Not included in expedition rates...

Any airfare; Visa and passport expenses; Pre or post-cruise hotel accommodation unless otherwise specified in the itinerary (or pre-arranged); Pre or post-cruise transfers unless otherwise specified in the itinerary (or pre-arranged); Personal expenses on board such as alcoholic beverages, bar charges or laundry expenses; Telecommunication charges (ie. email, satellite phone); Baggage, cancellation or medical travel insurance related expenses (comprehensive travel insurance is mandatory on all One Ocean Expeditions trips); A voluntary gratuity at the end of the voyage for expedition staff and ship crew (suggested amount – $US12-15 per day)

Staty-tailed Trogon, Manuel Antonio National Park, Costa Rica

Staty-tailed Trogon, Manuel Antonio National Park, Costa Rica

The right ship = The best experience... 

RCGS Resolute offers exceptional onboard facilities and provides an ideal platform for expedition cruising in remote locations. Outstanding observation areas both inside and from the outer decks allow you to be completely absorbed by the coastal landscapes along the way. Our priority is to craft specially designed itineraries that provide you with maximum time in the pristine locations we visit. The vessel has capacity of just 146 guests and we break into small, special interest groups. There are wonderful hiking options onshore, visits to small coastal communities, historic sites and throughout the voyage we enjoy outstanding wilderness areas. Cruising in the zodiacs photographing the landscapes, or observing coastal marine and bird life is a highlight for many. For the more adventurous, sea kayaking and stand-up paddle boards are another memorable experience. 

Passports & Visas...

At the time of publication, US, Canadian, UK, Australian, New Zealand, and South African passport holders travelling to Central America for touristic purposes do not require a visa for stays up to 90 days. Ensure your passport is valid for more than six months after your intended stay in these countries. For visitors travelling on other passports, be sure to check with your consulate.

Kayaking option...

The sea kayaking program is open to any passenger with an adventurous spirit and some prior paddling experience. Included in the voyage fare, an expression of interest must be mentioned at the time of booking. You will need to complete a special questionnaire outlining your previous kayaking experience. Please request this document if you are interested in joining the sea kayaking program on occasion.

Tamandua Anteater, Corcovado National Park

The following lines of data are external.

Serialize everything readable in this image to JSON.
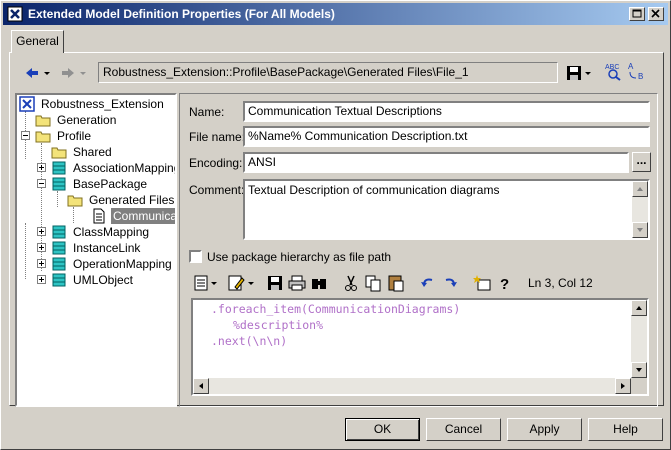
{
  "window": {
    "title": "Extended Model Definition Properties (For All Models)"
  },
  "tabs": [
    {
      "label": "General"
    }
  ],
  "toolbar": {
    "path": "Robustness_Extension::Profile\\BasePackage\\Generated Files\\File_1"
  },
  "tree": {
    "items": [
      {
        "label": "Robustness_Extension",
        "icon": "model-icon"
      },
      {
        "label": "Generation",
        "icon": "folder-icon"
      },
      {
        "label": "Profile",
        "icon": "folder-icon"
      },
      {
        "label": "Shared",
        "icon": "folder-icon"
      },
      {
        "label": "AssociationMapping",
        "icon": "class-icon"
      },
      {
        "label": "BasePackage",
        "icon": "class-icon"
      },
      {
        "label": "Generated Files",
        "icon": "folder-icon"
      },
      {
        "label": "Communicati",
        "icon": "file-icon"
      },
      {
        "label": "ClassMapping",
        "icon": "class-icon"
      },
      {
        "label": "InstanceLink",
        "icon": "class-icon"
      },
      {
        "label": "OperationMapping",
        "icon": "class-icon"
      },
      {
        "label": "UMLObject",
        "icon": "class-icon"
      }
    ]
  },
  "form": {
    "name_label": "Name:",
    "name_value": "Communication Textual Descriptions",
    "filename_label": "File name:",
    "filename_value": "%Name% Communication Description.txt",
    "encoding_label": "Encoding:",
    "encoding_value": "ANSI",
    "encoding_button": "...",
    "comment_label": "Comment:",
    "comment_value": "Textual Description of communication diagrams",
    "checkbox_label": "Use package hierarchy as file path",
    "checkbox_checked": false
  },
  "editor": {
    "position": "Ln 3, Col 12",
    "lines": [
      ".foreach_item(CommunicationDiagrams)",
      "%description%",
      ".next(\\n\\n)"
    ]
  },
  "buttons": {
    "ok": "OK",
    "cancel": "Cancel",
    "apply": "Apply",
    "help": "Help"
  },
  "colors": {
    "titlebar_start": "#0a246a",
    "titlebar_end": "#a6caf0",
    "template_purple": "#b070c8"
  }
}
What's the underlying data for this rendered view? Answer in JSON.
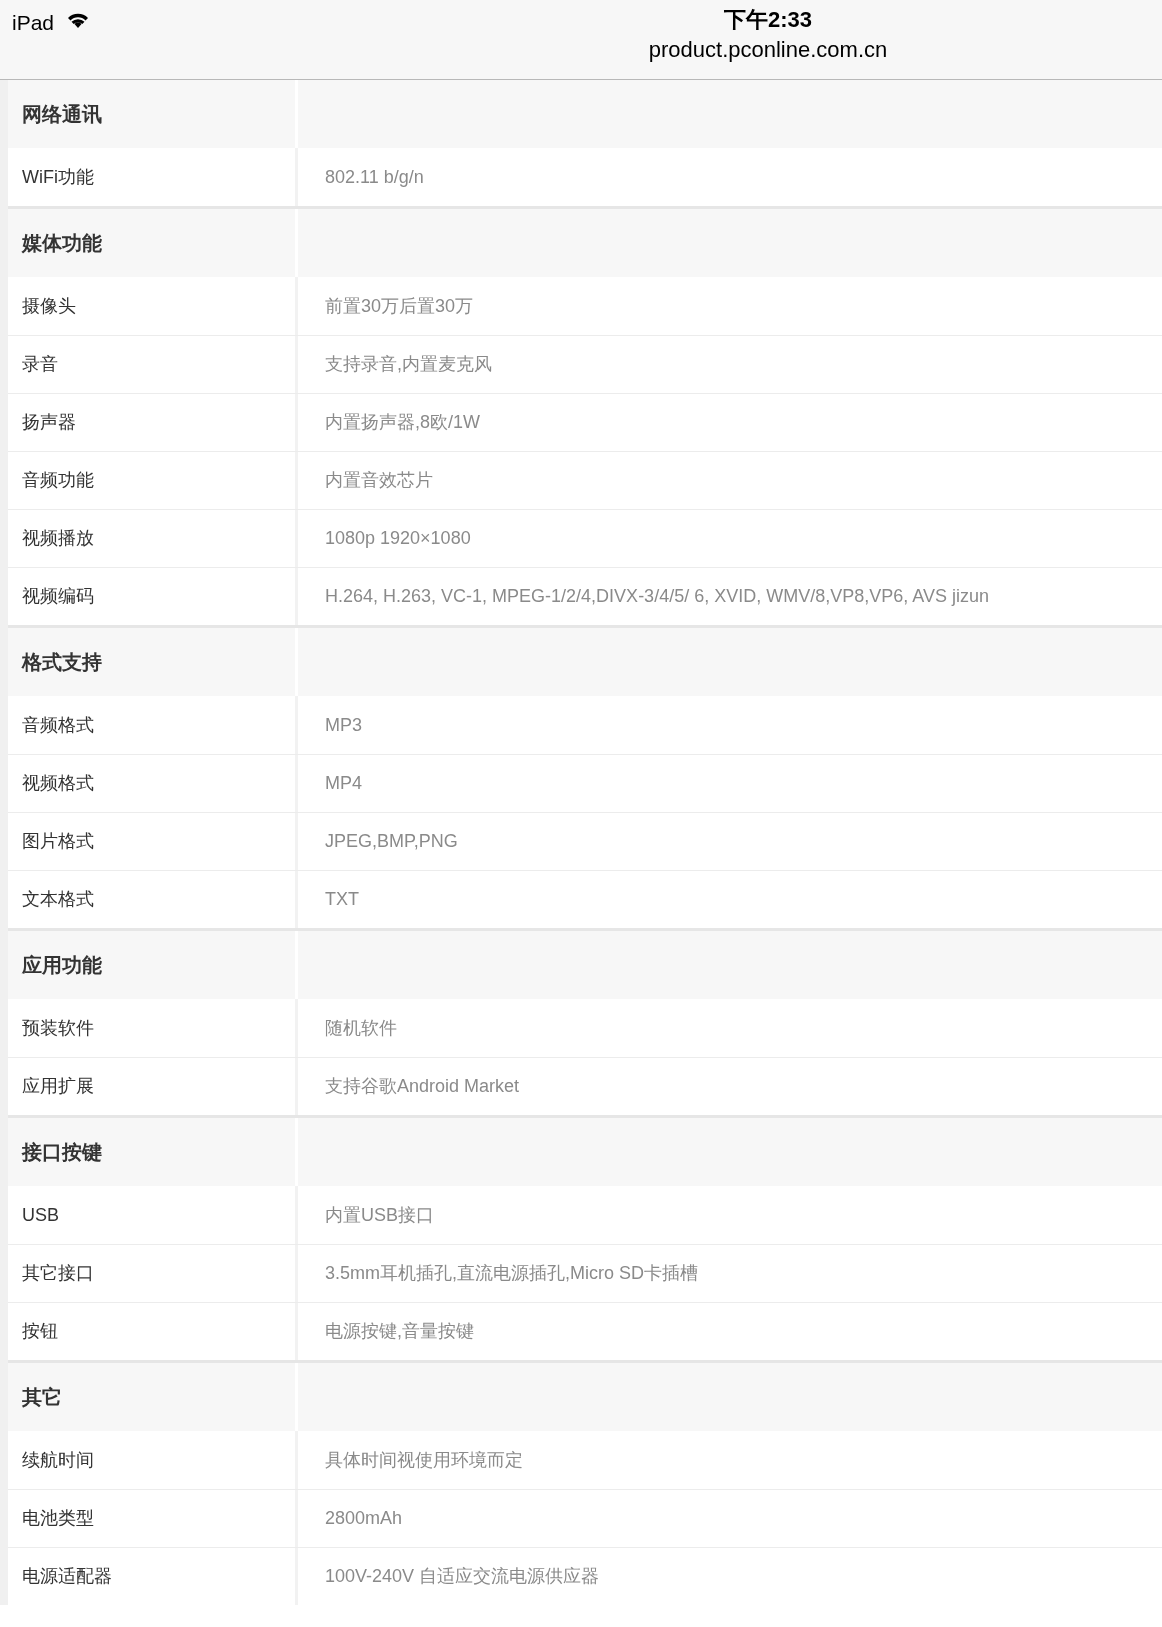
{
  "status_bar": {
    "device": "iPad",
    "time": "下午2:33",
    "url": "product.pconline.com.cn"
  },
  "sections": [
    {
      "title": "网络通讯",
      "rows": [
        {
          "label": "WiFi功能",
          "value": "802.11 b/g/n"
        }
      ]
    },
    {
      "title": "媒体功能",
      "rows": [
        {
          "label": "摄像头",
          "value": "前置30万后置30万"
        },
        {
          "label": "录音",
          "value": "支持录音,内置麦克风"
        },
        {
          "label": "扬声器",
          "value": "内置扬声器,8欧/1W"
        },
        {
          "label": "音频功能",
          "value": "内置音效芯片"
        },
        {
          "label": "视频播放",
          "value": "1080p 1920×1080"
        },
        {
          "label": "视频编码",
          "value": "H.264, H.263, VC-1, MPEG-1/2/4,DIVX-3/4/5/ 6, XVID, WMV/8,VP8,VP6, AVS jizun"
        }
      ]
    },
    {
      "title": "格式支持",
      "rows": [
        {
          "label": "音频格式",
          "value": "MP3"
        },
        {
          "label": "视频格式",
          "value": "MP4"
        },
        {
          "label": "图片格式",
          "value": "JPEG,BMP,PNG"
        },
        {
          "label": "文本格式",
          "value": "TXT"
        }
      ]
    },
    {
      "title": "应用功能",
      "rows": [
        {
          "label": "预装软件",
          "value": "随机软件"
        },
        {
          "label": "应用扩展",
          "value": "支持谷歌Android Market"
        }
      ]
    },
    {
      "title": "接口按键",
      "rows": [
        {
          "label": "USB",
          "value": "内置USB接口"
        },
        {
          "label": "其它接口",
          "value": "3.5mm耳机插孔,直流电源插孔,Micro SD卡插槽"
        },
        {
          "label": "按钮",
          "value": "电源按键,音量按键"
        }
      ]
    },
    {
      "title": "其它",
      "rows": [
        {
          "label": "续航时间",
          "value": "具体时间视使用环境而定"
        },
        {
          "label": "电池类型",
          "value": "2800mAh"
        },
        {
          "label": "电源适配器",
          "value": "100V-240V 自适应交流电源供应器"
        }
      ]
    }
  ]
}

Tamandua Anteater, Corcovado National Park

 

ABOUT OUR ITINERARY: Small ship expedition cruising can sometimes be unpredictable. Specific sites visited will depend on prevailing weather and sea conditions at the time of sailing. The above itinerary should be read as a 'guide only' and may change. The ship's Captain in conjunction with the Expedition Leader continually review the sailing plan throughout the voyage, making adjustments to the itinerary along the way to
take advantage of optimal weather and sea conditions or to maximise our encounters with wildlife. A flexible approach is something we encourage you to bring to the ship.

All photos by Mark Grantham, on the 2019 expedition.